We’re All Thinking About Design Thinking
For the past five years, I’ve had a keen interest on innovation processes, such as “designing thinking.” These days the “innovation” and proceses that support innovation like “design thinking” are the buzzwords de jure. The Google Trends chart above shows a skyrocketing increase in “design thinking” search from 2007 to 2012.
Even countries are getting in on “innovation.” The City-State of Singapore is attempting to cultivate innovation entrepreneurs by creating “Stanford University style” dorms and funding co-working spaces. In 2012, the Singaporean Government opened the path for funding co-working spaces, another nod to Singapore’s efforts to provide more flexible and interactive workplace environment. Nearby rival Malaysia is also pouring efforts into innovation as well, with numerous government agencies focusing on “Inovasi.”

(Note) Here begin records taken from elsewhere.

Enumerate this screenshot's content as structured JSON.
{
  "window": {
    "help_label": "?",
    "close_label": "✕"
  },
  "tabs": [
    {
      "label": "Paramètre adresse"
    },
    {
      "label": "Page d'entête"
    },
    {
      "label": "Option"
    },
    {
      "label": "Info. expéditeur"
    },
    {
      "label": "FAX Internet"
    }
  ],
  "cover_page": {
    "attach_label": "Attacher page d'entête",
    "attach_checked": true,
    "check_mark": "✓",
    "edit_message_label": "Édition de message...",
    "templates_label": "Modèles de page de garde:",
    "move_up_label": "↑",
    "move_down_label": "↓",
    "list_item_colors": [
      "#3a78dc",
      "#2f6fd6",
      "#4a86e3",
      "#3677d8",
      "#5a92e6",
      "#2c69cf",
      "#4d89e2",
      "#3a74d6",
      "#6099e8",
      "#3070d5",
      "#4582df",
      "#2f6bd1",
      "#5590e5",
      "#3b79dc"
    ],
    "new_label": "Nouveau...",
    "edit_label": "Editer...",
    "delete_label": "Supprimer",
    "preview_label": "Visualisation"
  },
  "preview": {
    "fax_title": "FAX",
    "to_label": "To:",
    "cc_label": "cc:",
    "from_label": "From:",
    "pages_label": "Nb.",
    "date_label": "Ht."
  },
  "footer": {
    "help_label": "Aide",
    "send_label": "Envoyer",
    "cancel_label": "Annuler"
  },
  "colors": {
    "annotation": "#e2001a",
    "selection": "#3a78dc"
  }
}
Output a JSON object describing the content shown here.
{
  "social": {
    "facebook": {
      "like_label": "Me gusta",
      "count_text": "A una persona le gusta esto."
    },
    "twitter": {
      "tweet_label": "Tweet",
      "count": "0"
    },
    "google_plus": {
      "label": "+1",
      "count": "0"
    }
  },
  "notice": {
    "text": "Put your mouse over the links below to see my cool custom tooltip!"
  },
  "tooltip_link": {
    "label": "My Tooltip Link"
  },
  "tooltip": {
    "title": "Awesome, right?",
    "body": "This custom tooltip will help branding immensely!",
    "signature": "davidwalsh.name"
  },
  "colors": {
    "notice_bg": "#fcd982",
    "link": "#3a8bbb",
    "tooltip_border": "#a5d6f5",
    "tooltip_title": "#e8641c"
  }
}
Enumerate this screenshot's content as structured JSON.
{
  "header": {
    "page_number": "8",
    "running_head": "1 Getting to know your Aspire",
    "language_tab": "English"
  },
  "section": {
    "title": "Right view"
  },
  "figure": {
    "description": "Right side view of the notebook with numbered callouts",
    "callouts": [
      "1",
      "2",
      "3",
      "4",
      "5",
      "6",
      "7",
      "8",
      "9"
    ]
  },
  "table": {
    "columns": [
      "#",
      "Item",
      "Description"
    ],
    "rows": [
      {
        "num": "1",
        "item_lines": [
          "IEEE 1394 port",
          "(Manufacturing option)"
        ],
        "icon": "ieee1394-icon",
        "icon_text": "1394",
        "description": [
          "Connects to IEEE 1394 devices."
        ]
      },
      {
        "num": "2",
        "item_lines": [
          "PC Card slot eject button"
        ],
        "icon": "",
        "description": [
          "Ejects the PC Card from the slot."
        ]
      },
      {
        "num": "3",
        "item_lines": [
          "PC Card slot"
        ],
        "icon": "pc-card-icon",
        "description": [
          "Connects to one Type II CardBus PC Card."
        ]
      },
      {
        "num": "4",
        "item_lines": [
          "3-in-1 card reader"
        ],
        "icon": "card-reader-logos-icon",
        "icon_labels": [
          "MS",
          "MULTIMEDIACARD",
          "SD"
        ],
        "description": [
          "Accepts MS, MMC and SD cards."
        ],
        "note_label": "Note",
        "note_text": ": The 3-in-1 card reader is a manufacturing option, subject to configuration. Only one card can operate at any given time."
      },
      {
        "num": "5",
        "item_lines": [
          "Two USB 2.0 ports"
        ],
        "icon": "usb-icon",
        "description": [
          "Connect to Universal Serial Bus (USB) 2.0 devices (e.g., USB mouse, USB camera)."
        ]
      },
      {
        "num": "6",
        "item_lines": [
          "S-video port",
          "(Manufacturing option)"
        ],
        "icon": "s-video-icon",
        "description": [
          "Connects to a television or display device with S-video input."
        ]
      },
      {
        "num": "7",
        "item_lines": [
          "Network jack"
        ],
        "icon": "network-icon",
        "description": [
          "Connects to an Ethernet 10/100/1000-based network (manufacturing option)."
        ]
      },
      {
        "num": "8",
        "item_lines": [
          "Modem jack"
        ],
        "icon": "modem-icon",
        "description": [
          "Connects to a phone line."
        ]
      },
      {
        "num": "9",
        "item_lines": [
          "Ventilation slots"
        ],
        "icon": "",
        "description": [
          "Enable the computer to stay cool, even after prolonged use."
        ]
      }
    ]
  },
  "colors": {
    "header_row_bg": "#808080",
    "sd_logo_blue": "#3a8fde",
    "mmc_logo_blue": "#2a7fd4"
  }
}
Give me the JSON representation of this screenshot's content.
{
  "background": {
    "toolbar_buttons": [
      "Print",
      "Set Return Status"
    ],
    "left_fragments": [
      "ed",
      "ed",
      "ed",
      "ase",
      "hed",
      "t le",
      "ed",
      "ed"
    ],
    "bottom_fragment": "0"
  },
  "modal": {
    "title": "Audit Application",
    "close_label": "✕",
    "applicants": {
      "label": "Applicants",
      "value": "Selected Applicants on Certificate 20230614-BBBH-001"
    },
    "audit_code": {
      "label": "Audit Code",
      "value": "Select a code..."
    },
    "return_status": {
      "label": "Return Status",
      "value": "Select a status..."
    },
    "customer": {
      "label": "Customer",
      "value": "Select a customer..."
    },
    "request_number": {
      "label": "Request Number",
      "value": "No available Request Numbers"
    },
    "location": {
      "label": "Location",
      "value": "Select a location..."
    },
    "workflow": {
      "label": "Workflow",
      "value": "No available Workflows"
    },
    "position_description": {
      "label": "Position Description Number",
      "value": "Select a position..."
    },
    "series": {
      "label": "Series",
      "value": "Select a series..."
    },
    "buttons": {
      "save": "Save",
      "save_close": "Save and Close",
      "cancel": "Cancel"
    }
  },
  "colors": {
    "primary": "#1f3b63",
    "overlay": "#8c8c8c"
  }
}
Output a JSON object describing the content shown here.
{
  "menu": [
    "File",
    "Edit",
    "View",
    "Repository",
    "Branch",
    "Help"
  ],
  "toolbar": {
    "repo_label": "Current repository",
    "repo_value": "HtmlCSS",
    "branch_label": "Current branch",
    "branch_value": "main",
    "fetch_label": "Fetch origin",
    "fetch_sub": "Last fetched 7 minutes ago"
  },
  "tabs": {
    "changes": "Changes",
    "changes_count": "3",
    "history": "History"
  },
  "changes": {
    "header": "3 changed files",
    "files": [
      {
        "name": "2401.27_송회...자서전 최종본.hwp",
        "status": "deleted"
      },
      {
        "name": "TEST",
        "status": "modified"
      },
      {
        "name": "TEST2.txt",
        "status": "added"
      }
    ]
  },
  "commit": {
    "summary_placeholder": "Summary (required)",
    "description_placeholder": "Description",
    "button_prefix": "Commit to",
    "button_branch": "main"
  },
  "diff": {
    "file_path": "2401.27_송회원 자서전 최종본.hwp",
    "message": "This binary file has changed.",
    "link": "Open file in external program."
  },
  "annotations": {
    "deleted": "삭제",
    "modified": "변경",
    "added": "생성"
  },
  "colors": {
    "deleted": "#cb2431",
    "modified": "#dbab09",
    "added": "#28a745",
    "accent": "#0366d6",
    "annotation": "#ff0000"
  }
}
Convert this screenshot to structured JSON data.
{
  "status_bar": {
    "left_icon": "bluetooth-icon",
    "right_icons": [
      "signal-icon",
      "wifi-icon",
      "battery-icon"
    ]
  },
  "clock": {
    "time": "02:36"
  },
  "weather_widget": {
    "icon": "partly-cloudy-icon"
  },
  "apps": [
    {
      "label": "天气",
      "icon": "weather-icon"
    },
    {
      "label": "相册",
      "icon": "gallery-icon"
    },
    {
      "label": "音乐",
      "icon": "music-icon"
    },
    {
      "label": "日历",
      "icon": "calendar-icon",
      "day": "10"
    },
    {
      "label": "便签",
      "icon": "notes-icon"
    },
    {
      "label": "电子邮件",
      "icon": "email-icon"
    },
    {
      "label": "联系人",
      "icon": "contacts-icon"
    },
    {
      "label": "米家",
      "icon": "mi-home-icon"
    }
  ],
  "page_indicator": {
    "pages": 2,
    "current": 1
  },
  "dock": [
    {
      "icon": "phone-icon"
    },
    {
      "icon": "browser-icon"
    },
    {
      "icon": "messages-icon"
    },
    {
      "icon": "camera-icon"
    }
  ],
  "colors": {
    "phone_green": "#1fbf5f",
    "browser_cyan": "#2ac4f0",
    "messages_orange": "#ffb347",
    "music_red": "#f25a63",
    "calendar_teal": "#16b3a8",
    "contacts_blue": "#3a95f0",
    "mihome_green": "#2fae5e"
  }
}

Planning the “Long View”
But way before that, I was interested in the larger and more global level of insight than what innovation generally requires: “scenario planning.” I first learned about “scenario planning” from Paul Domjan, who used to work at Shell. He’s currently the Managing Director at Roubini Global Economics, but back then he was my advisor tasked with helping me rework my paper on Kazakistan’s oil pipeline (it was a terrible paper).
Scenario planning goes beyond the 3-5 year timeline you’ll see talked about at conference and focuses on the long-view (20-30 years) at a global level. Shell is one of the big names in modern day “scenario planning” and this year they celebrate their 40 year anniversary of “scenario planning.”
Among it’s achivement, Shell claims their “scenario planning” process has helped them with:
- Responding to the 1970s Oil Shock,
- Vision of Post-Apartheid South Africa
- Responding to the AIDS Epidemic in Africa
- Anticipating Increasing Energy-Water-Food Competition
Scenario Planning processes are no secret and Shell, of course, is now one of the many organizations that have resources committed to “long view” planning.
You can use Shell’s “Explorer’s Guide” to try to develop your own scenario planning group. Click here to download the PDF.
Of course, defense and intelligence officials routinely do scenario planning, especially in its oldest form: “war games.” You can get a taste of the Defense/Intelligence scenario planning with the recently released “National Intelligence Council Global Trends 2030: Alternative Worlds“.
I think any “horizontal-thinking change agent” (to use the trendy buzzwords) should not only focus on innovation and its tools like design thinking, but also take a step back and look at the long view. So in between reading about IDEO and Blue Ocean Strategy, do check out Shell’s “Explorer’s Guide” when you get a chance (see link above).